Malaria Elimination in Costa Rica: Changes in Treatment and Mass Drug Administration
The objectives of this study were:
- To evaluate the changes observed in malaria transmission following the implementation in 2006 of a supervised seven-day chloroquine and primaquine treatment in Huétar Norte Region (HNR) of Costa Rica.
- To evaluate the impact of a focal mass drug administration (MDA) in January 2019 at Boca Arenal, the town in HNR reporting the greatest local transmission.
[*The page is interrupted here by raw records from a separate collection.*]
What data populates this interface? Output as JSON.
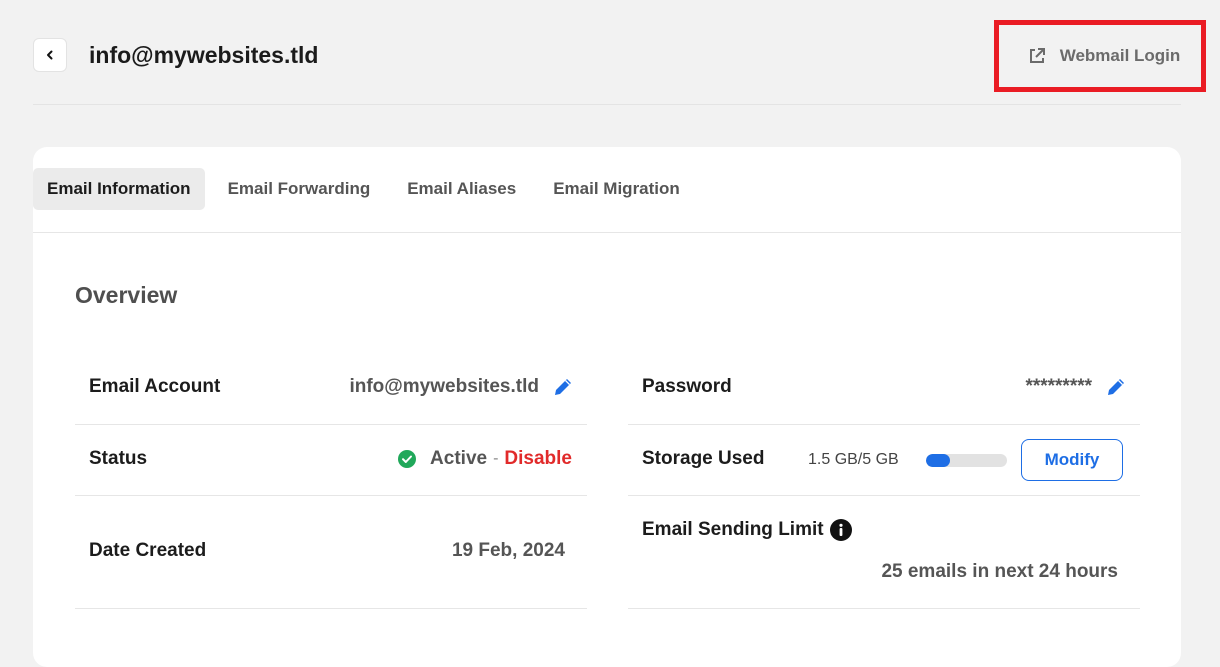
{
  "header": {
    "title": "info@mywebsites.tld",
    "webmail_label": "Webmail Login"
  },
  "tabs": [
    {
      "label": "Email Information",
      "active": true
    },
    {
      "label": "Email Forwarding",
      "active": false
    },
    {
      "label": "Email Aliases",
      "active": false
    },
    {
      "label": "Email Migration",
      "active": false
    }
  ],
  "overview": {
    "title": "Overview",
    "email_account": {
      "label": "Email Account",
      "value": "info@mywebsites.tld"
    },
    "password": {
      "label": "Password",
      "value": "*********"
    },
    "status": {
      "label": "Status",
      "value": "Active",
      "separator": "-",
      "action": "Disable"
    },
    "storage": {
      "label": "Storage Used",
      "value": "1.5 GB/5 GB",
      "fraction": 0.3,
      "action": "Modify"
    },
    "date_created": {
      "label": "Date Created",
      "value": "19 Feb, 2024"
    },
    "sending_limit": {
      "label": "Email Sending Limit",
      "value": "25 emails in next 24 hours"
    }
  },
  "colors": {
    "accent": "#1e6ee5",
    "danger": "#e12a2a",
    "success": "#20a85a",
    "highlight_box": "#ea1c24"
  },
  "icons": {
    "back": "chevron-left-icon",
    "webmail": "external-link-icon",
    "edit": "pencil-icon",
    "status": "check-circle-icon",
    "info": "info-icon"
  }
}
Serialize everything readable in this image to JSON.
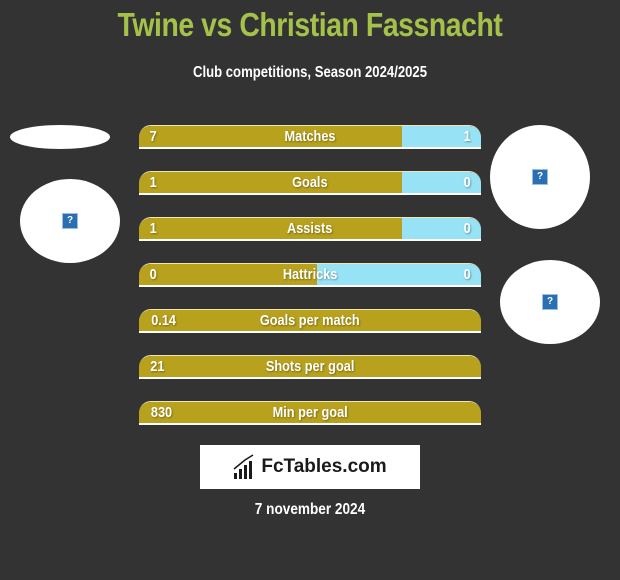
{
  "header": {
    "title": "Twine vs Christian Fassnacht",
    "subtitle": "Club competitions, Season 2024/2025"
  },
  "colors": {
    "title": "#a4c14a",
    "left_bar": "#b8a11c",
    "right_bar": "#98e2f6",
    "background": "#333333"
  },
  "players": {
    "left": {
      "name": "Twine",
      "avatar_icon": "missing-image-icon"
    },
    "right": {
      "name": "Christian Fassnacht",
      "avatar_icon": "missing-image-icon"
    }
  },
  "stats": [
    {
      "label": "Matches",
      "left": "7",
      "right": "1",
      "left_share": 0.77
    },
    {
      "label": "Goals",
      "left": "1",
      "right": "0",
      "left_share": 0.77
    },
    {
      "label": "Assists",
      "left": "1",
      "right": "0",
      "left_share": 0.77
    },
    {
      "label": "Hattricks",
      "left": "0",
      "right": "0",
      "left_share": 0.52
    },
    {
      "label": "Goals per match",
      "left": "0.14",
      "right": "",
      "left_share": 1.0
    },
    {
      "label": "Shots per goal",
      "left": "21",
      "right": "",
      "left_share": 1.0
    },
    {
      "label": "Min per goal",
      "left": "830",
      "right": "",
      "left_share": 1.0
    }
  ],
  "logo": {
    "text": "FcTables.com",
    "icon": "bar-chart-icon"
  },
  "date": "7 november 2024"
}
The remaining malaria transmission hotspots in Costa Rica are located within the Huétar Norte Region (HNR), where 90% of the country’s 147 malaria cases have occurred since 2016, following a 33-month period without transmission. Our analysis showed that the change to a seven-day treatment protocol, from the prior five-day program, was associated with a 98% reduction in malaria transmission. The MDA helped to reduce transmission, keeping the basic reproduction number, RT, significantly below 1, for at least four months. However, following new imported cases from Nicaragua, autochthonous transmission resumed. Our results highlight the importance of appropriate treatment delivery to reduce malaria transmission, and the challenge that highly mobile populations, if their malaria is not treated, pose to regional elimination efforts in Mesoamerica and Mexico.